Browsing M.Sc. Management by Title
Now showing items 87-89 of 89
Volume-Synchronized Probability of Informed Trading (VPIN), Market Volatility, and High-Frequency LiquidityWe assess the predictive ability of three VPIN metrics on the basis of two highly volatile market events of China, and examine the association between VPIN and toxic-induced volatility through conditional probability analysis and multiple regression. We examine the dynamic relationship on VPIN and high-frequency liquidity using Vector Auto-Regression models, Granger Causality tests, and impulse response analysis. Our results suggest that Bulk Volume VPIN has the best risk-warning effect among major VPIN metrics. VPIN has a positive association with market volatility induced by toxic information flow. Most importantly, we document a positive feedback effect between VPIN and high-frequency liquidity, where a negative liquidity shock boosts up VPIN, which, in turn, leads to further liquidity drain.

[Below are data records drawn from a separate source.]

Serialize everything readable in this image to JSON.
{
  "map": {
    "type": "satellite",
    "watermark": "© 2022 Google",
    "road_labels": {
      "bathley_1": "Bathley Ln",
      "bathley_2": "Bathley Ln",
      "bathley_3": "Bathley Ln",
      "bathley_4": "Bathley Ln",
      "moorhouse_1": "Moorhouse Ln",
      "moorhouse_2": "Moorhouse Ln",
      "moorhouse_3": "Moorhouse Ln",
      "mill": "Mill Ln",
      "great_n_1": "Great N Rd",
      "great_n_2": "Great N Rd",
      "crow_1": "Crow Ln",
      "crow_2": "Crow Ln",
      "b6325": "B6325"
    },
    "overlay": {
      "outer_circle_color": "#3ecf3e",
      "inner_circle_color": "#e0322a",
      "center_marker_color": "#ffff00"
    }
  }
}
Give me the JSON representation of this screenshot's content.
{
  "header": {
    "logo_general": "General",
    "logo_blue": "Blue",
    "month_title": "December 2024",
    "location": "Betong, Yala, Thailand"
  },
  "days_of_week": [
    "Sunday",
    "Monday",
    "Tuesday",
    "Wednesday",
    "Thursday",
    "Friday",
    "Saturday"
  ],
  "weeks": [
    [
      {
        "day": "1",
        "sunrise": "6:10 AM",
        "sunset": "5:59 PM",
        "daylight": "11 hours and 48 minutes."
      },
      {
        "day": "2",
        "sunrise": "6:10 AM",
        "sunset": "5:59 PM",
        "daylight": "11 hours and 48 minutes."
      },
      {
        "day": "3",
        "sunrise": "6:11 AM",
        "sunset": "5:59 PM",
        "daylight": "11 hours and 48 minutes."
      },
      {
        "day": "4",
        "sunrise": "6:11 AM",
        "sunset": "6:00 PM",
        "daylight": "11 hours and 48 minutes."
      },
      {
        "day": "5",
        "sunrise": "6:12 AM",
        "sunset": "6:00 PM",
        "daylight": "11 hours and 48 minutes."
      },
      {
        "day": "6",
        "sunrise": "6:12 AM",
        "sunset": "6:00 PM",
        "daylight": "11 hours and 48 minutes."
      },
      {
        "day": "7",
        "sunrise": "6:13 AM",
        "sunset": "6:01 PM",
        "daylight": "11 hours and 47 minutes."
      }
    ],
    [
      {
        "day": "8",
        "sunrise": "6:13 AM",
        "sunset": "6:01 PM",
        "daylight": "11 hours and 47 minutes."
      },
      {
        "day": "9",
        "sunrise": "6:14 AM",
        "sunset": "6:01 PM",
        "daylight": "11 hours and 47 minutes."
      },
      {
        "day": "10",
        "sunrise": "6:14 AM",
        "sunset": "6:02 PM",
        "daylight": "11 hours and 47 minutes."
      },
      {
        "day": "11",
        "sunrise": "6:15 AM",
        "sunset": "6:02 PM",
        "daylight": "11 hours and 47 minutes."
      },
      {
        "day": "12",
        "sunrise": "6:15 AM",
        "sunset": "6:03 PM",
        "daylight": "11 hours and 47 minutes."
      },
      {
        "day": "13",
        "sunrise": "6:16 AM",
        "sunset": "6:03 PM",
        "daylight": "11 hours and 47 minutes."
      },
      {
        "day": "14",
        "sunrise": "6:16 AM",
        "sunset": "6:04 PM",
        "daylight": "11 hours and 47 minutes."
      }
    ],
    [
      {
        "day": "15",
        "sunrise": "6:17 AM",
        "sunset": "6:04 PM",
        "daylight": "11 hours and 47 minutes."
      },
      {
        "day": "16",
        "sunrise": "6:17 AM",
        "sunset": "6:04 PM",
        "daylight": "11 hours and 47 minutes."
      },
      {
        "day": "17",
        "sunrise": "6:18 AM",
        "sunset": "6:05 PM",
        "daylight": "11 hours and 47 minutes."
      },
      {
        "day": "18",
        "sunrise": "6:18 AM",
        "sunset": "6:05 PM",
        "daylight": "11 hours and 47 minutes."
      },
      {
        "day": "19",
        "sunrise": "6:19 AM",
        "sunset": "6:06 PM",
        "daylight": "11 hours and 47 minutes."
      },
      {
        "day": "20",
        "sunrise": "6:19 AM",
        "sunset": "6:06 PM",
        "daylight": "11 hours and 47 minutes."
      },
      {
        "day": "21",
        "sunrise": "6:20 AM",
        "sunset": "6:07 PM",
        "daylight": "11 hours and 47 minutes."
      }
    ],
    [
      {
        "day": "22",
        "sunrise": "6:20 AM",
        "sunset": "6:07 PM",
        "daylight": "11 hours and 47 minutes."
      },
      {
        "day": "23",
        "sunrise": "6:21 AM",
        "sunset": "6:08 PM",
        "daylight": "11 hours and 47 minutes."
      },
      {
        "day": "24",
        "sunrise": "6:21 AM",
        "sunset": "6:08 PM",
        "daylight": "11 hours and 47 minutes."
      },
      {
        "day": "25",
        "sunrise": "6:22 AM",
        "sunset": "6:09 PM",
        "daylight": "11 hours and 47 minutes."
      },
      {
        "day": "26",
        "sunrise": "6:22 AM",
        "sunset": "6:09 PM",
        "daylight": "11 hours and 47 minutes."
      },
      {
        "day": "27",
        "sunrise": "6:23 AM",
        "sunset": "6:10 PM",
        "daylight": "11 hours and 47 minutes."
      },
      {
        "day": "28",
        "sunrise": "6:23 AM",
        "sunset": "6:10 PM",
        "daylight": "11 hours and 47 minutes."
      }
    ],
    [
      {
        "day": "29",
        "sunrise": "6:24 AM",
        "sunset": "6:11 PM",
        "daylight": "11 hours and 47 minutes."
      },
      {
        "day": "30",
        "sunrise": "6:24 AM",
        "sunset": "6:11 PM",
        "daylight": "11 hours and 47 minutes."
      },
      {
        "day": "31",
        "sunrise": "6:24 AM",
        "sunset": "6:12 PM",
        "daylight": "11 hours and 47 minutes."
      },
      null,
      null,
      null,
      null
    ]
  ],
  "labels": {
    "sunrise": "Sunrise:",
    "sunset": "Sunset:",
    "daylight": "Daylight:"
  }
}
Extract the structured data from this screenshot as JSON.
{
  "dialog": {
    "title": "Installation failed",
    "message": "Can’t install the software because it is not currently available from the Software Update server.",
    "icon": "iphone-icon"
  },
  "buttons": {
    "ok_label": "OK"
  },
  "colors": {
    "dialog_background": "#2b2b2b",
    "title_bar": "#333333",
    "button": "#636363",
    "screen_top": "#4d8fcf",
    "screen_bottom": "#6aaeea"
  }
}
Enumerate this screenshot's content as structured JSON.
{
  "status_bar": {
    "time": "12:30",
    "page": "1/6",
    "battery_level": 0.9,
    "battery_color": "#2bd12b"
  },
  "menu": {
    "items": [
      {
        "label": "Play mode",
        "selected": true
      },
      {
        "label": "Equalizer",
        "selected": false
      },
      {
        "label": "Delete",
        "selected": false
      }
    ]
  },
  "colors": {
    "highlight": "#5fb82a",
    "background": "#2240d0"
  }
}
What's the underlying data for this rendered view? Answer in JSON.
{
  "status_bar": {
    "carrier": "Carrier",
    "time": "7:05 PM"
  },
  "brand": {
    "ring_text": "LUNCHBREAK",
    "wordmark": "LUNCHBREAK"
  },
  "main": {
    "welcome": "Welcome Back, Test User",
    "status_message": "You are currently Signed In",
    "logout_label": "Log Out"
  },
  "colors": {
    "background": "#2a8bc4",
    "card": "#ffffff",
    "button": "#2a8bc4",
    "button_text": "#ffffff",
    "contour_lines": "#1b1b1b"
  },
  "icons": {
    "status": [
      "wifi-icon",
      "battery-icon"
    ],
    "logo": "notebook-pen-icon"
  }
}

Our study provides empirical evidence that reflects an intrinsic game between informed traders and market makers when facing toxic information in the high-frequency trading world.
When job dissatisfaction leads to customer-oriented citizenship behaviorsThis thesis places boundary conditions on the withdrawal model in the frontline setting of service organizations by considering continuance commitment and supervisory support as moderators of the relationship between job dissatisfaction and customer-oriented citizenship behaviors (COCBs). Departing from traditional research in the areas of the service-profit chain and employee withdrawal, the author advances our understanding of conditions that may lead frontline service employees who are dissatisfied to deposit COCBs into the organizational system. Specifically, based on principles derived from social exchange theory, high continuance commitment and high supervisory support are expected to lead to COCBs, because under this condition the benefits of performing such behaviors are increased (i.e., promotion-based, reciprocity-based), while the costs are decreased (i.e., opportunity costs). Utilizing a sample of 127 frontline employees from both the financial services and travel agency industries, the hypothesized relationships are empirically supported using moderated hierarchical regression analysis. To conclude discussion, implications of the results for both academics and p
Y works : average hours worked and average salariesGeneration Y is entering the workforce in large numbers and, because this generation holds different values than previous generations, accounting firms are having difficulty managing these new hires. I t is important to determine whether Generation Y is associated with meaningful, long-term trends or i f they will adapt to the given situation. Gen Y' s association with average hours worked per person and average salaries in the Canadian Accounting, Marketing, and Legal professions is examined. I find that an increasing percentage of Generation Y employees in the workforce is associated with significant decreases in average hours worked, but is not associated with any significant trend in average salary. I t is concluded that Generation Y is associated with changing trends in the workplace. These trends are contrary to wha t might be expected under traditional definitions of success, therefore it is postulated that Gen Y may view workplace success differently than previous generations.